Lab-grown human spinal cord tissue gets paralyzed mice walking again
In what is being described as a world-first, scientists in Israel have reportedly grown spinal cord implants utilizing tissue extracted from human volunteers. Those implants were then used to restore full walking abilities to previously paralyzed mice.
The research is being led by Prof. Tal Dvir, at Tel Aviv University's Sagol Center for Regenerative Biotechnology. His team started by taking small samples of belly fat tissue from three people, then separating the somatic cells within that tissue from the extracellular matrix material that surrounded them.
A genetic engineering process was then used to reprogram the cells, reverting them to what are known as induced pluripotent stem cells. The extracellular matrix, meanwhile, was converted into a hydrogel.

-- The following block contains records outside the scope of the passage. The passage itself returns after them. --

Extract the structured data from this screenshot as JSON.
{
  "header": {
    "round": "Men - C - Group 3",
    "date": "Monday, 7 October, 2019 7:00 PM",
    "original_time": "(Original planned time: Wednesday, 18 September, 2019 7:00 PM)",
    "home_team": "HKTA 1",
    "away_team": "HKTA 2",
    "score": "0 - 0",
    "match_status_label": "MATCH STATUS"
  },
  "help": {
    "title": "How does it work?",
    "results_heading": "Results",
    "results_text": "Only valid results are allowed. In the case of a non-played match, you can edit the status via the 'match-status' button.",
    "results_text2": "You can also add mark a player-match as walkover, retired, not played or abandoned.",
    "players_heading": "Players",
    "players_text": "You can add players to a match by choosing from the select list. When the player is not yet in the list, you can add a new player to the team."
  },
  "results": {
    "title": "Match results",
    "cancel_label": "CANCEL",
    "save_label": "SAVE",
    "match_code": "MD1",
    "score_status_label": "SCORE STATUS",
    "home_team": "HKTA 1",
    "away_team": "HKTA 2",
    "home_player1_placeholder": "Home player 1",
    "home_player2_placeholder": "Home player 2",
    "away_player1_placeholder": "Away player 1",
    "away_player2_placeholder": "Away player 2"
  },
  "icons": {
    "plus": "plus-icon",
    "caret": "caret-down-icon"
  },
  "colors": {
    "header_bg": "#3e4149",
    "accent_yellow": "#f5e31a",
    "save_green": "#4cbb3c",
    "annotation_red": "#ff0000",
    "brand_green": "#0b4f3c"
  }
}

Because the gel was made from each person's own tissue, that means it wouldn't be rejected by their immune system if it were to be implanted into their body.
The stem cells were subsequently encapsulated within the hydrogel, via "a process that mimics the embryonic development of the spinal cord." After 30 days, the result was a batch of three-dimensional spinal cord implants, each one made up of neuronal networks that contained motor neurons.
Those implants were subsequently implanted into mice that had lost the use of their left hind leg due to a partially severed spinal cord.
In one group – that had just recently been injured – the implant successfully bridged the gap in their spinal cord, allowing 100 percent of the mice to regain full use of the leg after a rehabilitation process. In another group, which had been injured six weeks earlier, the success rate was still around 80 percent – in that case, scar tissue which had formed at the injury site had to be removed before the implant was put in place.
The technology is now being further developed via spinoff company Matricelf.
"We hope to reach the stage of clinical trials in humans within the next few years," says Dvir. "Since we are proposing an advanced technology in regenerative medicine, and since at present there is no alternative for paralyzed patients, we have good reason to expect relatively rapid approval of our technology."
A paper on the research was recently published in the journal Advanced Science.
Source: Tel-Aviv University
UPDATE (Feb. 8/22): Responding to a query we sent earlier, one of Prof. Dvir's PhD students has informed us that while human somatic cells were indeed harvested and used in the study, various limitations required the scientists to make the hydrogel out of the extracellular matrix from pig belly fat. Needless to say, in the proposed clinical version of the technology, both the cells and the extracellular matrix would be obtained from the human patient.